The more common story among world religions is about people rising above their current state to approach divinity. Hinduism imagines a cycle of life, wherein reincarnation provides a vehicle for the spirit to move to a higher order of being. Buddhism provides a path to enlightenment through meditation and the purging of desire. Judaism finds right relations with God through obedience to the Law and faithfulness to the covenant. Islam encourages its adherents to approach God through the practice of the five pillars of the faith. Native American folklore tells of man becoming eagle, and flying upward to the Great Spirit. Prayer and meditation are almost universal practices among the world religions. Truly, we have much in common, not the least of which is our inborn desire to come to God.

But unlike most of the tenets of the world’s religions, the foundational claim of Christianity is that the gulf between God and humanity is bridged by God. God becomes man. Paradoxically, omnipotent and eternal God chooses to be contained in the fragile, vulnerable body of a baby born into a violent and oppressive world, and entrusted to parents who themselves are powerless and poor. How audacious to think that the infinite would become finite!
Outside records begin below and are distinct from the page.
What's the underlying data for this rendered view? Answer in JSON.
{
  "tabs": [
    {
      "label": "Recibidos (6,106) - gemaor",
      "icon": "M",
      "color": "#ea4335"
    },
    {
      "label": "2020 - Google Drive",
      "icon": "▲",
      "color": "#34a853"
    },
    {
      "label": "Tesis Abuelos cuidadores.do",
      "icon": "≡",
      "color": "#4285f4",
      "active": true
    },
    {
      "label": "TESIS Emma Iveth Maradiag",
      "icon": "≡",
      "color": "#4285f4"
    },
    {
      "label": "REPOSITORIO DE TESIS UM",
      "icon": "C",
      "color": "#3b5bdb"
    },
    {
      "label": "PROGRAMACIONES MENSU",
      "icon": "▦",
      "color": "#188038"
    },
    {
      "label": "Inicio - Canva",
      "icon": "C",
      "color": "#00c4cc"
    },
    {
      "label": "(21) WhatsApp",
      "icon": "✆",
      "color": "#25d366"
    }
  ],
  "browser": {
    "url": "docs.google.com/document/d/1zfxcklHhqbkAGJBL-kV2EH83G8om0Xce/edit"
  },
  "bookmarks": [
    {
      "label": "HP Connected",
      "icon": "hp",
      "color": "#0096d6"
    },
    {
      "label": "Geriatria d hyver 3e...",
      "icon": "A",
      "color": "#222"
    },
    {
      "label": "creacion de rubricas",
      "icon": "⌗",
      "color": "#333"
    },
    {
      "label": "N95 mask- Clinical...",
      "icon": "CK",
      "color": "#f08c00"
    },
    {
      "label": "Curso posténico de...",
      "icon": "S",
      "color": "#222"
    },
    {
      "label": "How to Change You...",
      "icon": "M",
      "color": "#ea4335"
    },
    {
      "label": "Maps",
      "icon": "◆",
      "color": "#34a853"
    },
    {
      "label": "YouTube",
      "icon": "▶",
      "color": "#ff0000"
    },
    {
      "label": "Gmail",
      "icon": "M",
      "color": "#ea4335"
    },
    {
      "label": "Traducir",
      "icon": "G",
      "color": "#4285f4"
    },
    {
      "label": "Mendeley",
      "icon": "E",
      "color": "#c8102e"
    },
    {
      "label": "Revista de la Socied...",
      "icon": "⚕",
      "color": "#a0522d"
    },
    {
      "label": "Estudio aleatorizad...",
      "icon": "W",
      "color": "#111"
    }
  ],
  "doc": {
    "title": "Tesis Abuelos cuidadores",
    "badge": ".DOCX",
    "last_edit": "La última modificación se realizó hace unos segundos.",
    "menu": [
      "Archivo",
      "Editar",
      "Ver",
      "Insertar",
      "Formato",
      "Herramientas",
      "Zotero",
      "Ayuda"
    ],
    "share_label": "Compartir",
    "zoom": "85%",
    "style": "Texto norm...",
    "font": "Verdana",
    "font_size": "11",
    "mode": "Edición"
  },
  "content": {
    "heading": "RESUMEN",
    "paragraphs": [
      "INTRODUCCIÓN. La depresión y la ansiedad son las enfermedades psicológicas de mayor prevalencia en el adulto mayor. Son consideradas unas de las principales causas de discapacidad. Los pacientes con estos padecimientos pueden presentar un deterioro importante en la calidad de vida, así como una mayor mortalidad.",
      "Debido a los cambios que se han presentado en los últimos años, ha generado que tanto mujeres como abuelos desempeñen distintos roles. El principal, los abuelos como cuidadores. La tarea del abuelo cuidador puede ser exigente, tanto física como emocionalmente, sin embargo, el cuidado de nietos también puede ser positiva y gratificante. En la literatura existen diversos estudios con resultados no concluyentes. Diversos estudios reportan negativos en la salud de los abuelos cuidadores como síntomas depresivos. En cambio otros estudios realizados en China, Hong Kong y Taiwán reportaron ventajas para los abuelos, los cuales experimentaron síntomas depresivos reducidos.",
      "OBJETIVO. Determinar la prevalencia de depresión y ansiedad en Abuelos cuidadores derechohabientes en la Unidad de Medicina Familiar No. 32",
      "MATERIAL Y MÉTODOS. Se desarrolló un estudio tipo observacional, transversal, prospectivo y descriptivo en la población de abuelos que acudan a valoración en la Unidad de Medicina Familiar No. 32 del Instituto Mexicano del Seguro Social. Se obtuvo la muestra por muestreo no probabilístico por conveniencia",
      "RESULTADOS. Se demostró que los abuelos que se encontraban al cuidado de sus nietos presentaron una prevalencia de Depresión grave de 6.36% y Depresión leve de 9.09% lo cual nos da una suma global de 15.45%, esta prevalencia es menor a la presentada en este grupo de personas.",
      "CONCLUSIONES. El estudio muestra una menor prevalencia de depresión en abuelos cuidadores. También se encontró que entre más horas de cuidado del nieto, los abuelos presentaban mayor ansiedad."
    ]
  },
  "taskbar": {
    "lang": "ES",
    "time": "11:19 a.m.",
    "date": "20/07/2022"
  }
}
Why would God do such a thing?

The answer, of course, is love. God’s love is the driving force that brings God to us when we cannot find our way to God. All of our attempts at enlightenment, salvation, and purity are ultimately as much folly as a turtle trying to jump out of a well. So the God of light becomes Emmanuel (God with us) to lead us out of the darkness.

This may seem absurd to anyone who considers for a moment the immensity of God. But a story circulating online recently (author unknown) helps to make sense of it. There once was a farmer who didn’t believe in God, and thought this Emmanuel stuff was nonsense. One winter night, as a blizzard began to cover his farm with snow, he heard a loud thump that shook the house slightly; then another thump like the first. Looking outside, he could make out about a dozen wild geese, milling around in his yard, confused and panicked. Caught in the storm as they migrated south, now they were in danger of perishing.

The barn! There, he thought, the geese could ride out the storm. So he struggled over to the barn, opened the big door and waited for them to go inside. But the geese huddled vainly together for protection. He beat on the barn door to get their attention. He tried shooing them in, but this only frightened them more. He tried luring them into the barn with a trail of bread crumbs. Nothing he did brought the geese into the safety of his barn.

Then recognition came to him. The geese just won’t follow a man! Perhaps they will follow another goose. He went into the barn, picked up one of his farm geese and carried the scared bird out into the yard, circling around the wild flock to the side away from the barn. There he turned his bird loose. Honking and flapping its wings, his goose made a beeline into the barn, and the wild geese followed.

Later that evening, the paradox of Emmanuel suddenly made sense to the farmer. "The geese would not follow me. I was too frightening to them. They would only follow another goose."

For God so loved the world…